- **PROBLEM REQUIREMENTS**: Leave the pictures out. Return all other data exactly.

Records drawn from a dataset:
———

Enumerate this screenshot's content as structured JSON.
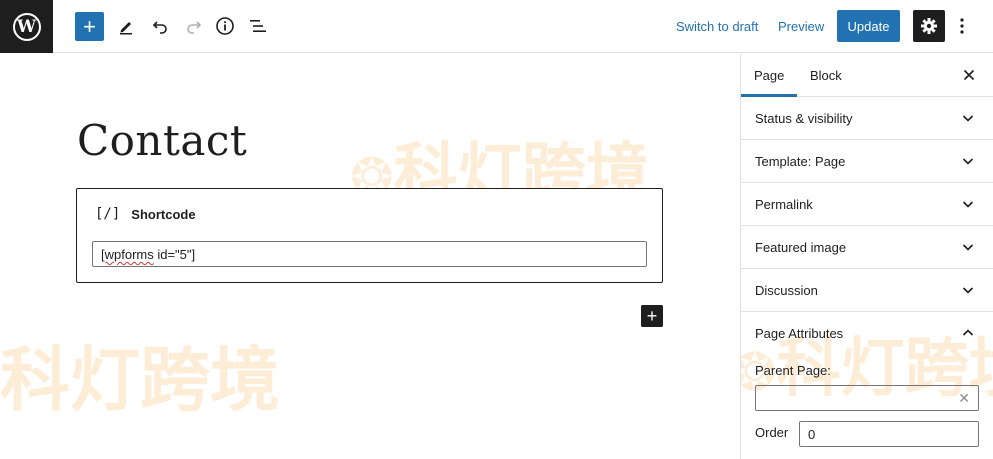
{
  "topbar": {
    "logo_letter": "W",
    "switch_to_draft": "Switch to draft",
    "preview": "Preview",
    "update": "Update"
  },
  "editor": {
    "page_title": "Contact",
    "block": {
      "icon_text": "[/]",
      "label": "Shortcode",
      "value_word": "[wpforms",
      "value_rest": " id=\"5\"]"
    }
  },
  "watermark": {
    "text": "科灯跨境"
  },
  "sidebar": {
    "tabs": [
      "Page",
      "Block"
    ],
    "panels": [
      {
        "title": "Status & visibility"
      },
      {
        "title": "Template: Page"
      },
      {
        "title": "Permalink"
      },
      {
        "title": "Featured image"
      },
      {
        "title": "Discussion"
      }
    ],
    "page_attributes": {
      "title": "Page Attributes",
      "parent_label": "Parent Page:",
      "order_label": "Order",
      "order_value": "0"
    }
  },
  "colors": {
    "accent": "#2271b1",
    "dark": "#1e1e1e",
    "border": "#e0e0e0",
    "watermark": "#f6ab48"
  }
}
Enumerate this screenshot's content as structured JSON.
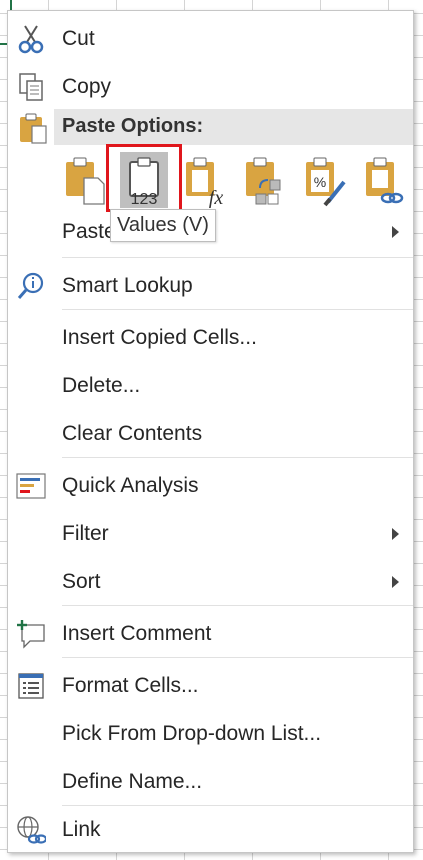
{
  "menu": {
    "cut": "Cut",
    "copy": "Copy",
    "paste_options_header": "Paste Options:",
    "paste_special": "Paste",
    "smart_lookup": "Smart Lookup",
    "insert_copied_cells": "Insert Copied Cells...",
    "delete": "Delete...",
    "clear_contents": "Clear Contents",
    "quick_analysis": "Quick Analysis",
    "filter": "Filter",
    "sort": "Sort",
    "insert_comment": "Insert Comment",
    "format_cells": "Format Cells...",
    "pick_from_list": "Pick From Drop-down List...",
    "define_name": "Define Name...",
    "link": "Link"
  },
  "paste_icons": {
    "values_badge": "123",
    "formula_badge": "fx",
    "percent_badge": "%"
  },
  "tooltip": "Values (V)",
  "colors": {
    "clipboard": "#d9a441",
    "selection_outline": "#e0161c",
    "header_bg": "#e6e6e6",
    "grid_accent": "#217346"
  },
  "icons": [
    "scissors-icon",
    "copy-icon",
    "paste-icon",
    "smart-lookup-icon",
    "quick-analysis-icon",
    "comment-icon",
    "format-cells-icon",
    "link-icon"
  ]
}
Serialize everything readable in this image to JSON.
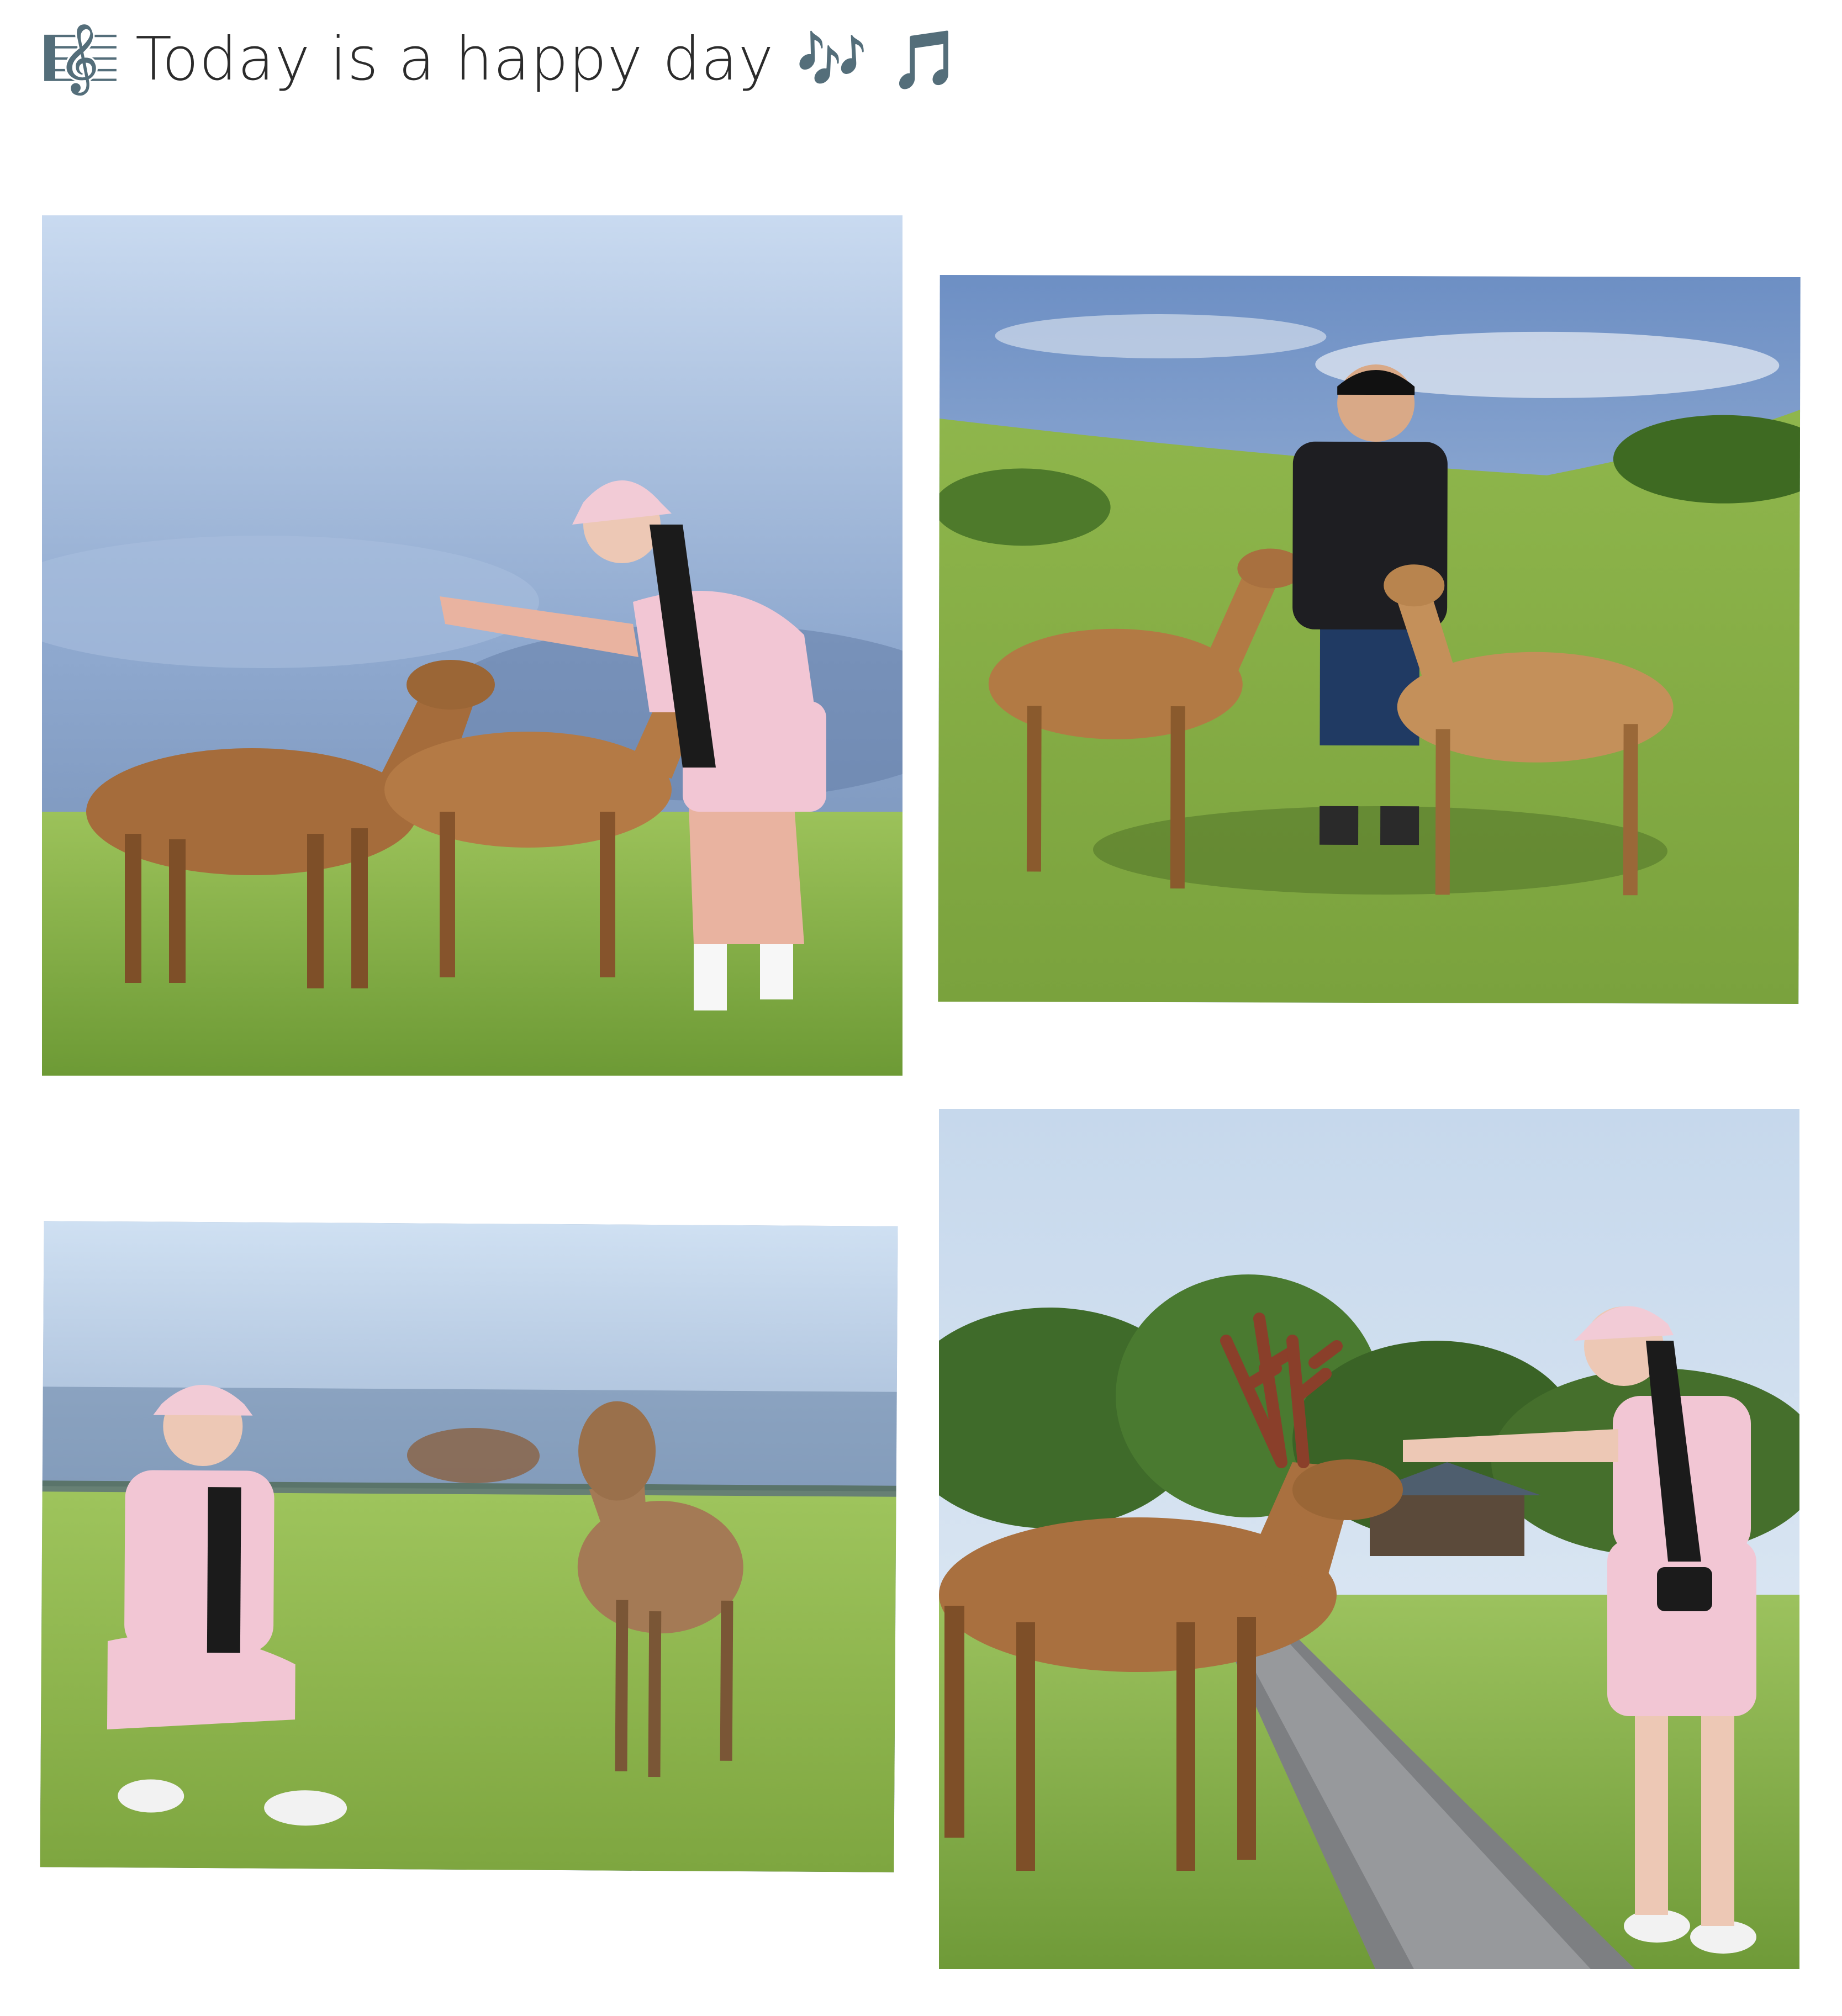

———

- **RESPONSE AREA**:
Enumerate this screenshot's content as structured JSON.
{
  "topbar": {
    "logo_letter": "W",
    "switch_to_draft": "Switch to draft",
    "preview": "Preview",
    "update": "Update"
  },
  "editor": {
    "page_title": "Contact",
    "block": {
      "icon_text": "[/]",
      "label": "Shortcode",
      "value_word": "[wpforms",
      "value_rest": " id=\"5\"]"
    }
  },
  "watermark": {
    "text": "科灯跨境"
  },
  "sidebar": {
    "tabs": [
      "Page",
      "Block"
    ],
    "panels": [
      {
        "title": "Status & visibility"
      },
      {
        "title": "Template: Page"
      },
      {
        "title": "Permalink"
      },
      {
        "title": "Featured image"
      },
      {
        "title": "Discussion"
      }
    ],
    "page_attributes": {
      "title": "Page Attributes",
      "parent_label": "Parent Page:",
      "order_label": "Order",
      "order_value": "0"
    }
  },
  "colors": {
    "accent": "#2271b1",
    "dark": "#1e1e1e",
    "border": "#e0e0e0",
    "watermark": "#f6ab48"
  }
}
Enumerate this screenshot's content as structured JSON.
{
  "menu": {
    "cut": "Cut",
    "copy": "Copy",
    "paste_options_header": "Paste Options:",
    "paste_special": "Paste",
    "smart_lookup": "Smart Lookup",
    "insert_copied_cells": "Insert Copied Cells...",
    "delete": "Delete...",
    "clear_contents": "Clear Contents",
    "quick_analysis": "Quick Analysis",
    "filter": "Filter",
    "sort": "Sort",
    "insert_comment": "Insert Comment",
    "format_cells": "Format Cells...",
    "pick_from_list": "Pick From Drop-down List...",
    "define_name": "Define Name...",
    "link": "Link"
  },
  "paste_icons": {
    "values_badge": "123",
    "formula_badge": "fx",
    "percent_badge": "%"
  },
  "tooltip": "Values (V)",
  "colors": {
    "clipboard": "#d9a441",
    "selection_outline": "#e0161c",
    "header_bg": "#e6e6e6",
    "grid_accent": "#217346"
  },
  "icons": [
    "scissors-icon",
    "copy-icon",
    "paste-icon",
    "smart-lookup-icon",
    "quick-analysis-icon",
    "comment-icon",
    "format-cells-icon",
    "link-icon"
  ]
}
Serialize everything readable in this image to JSON.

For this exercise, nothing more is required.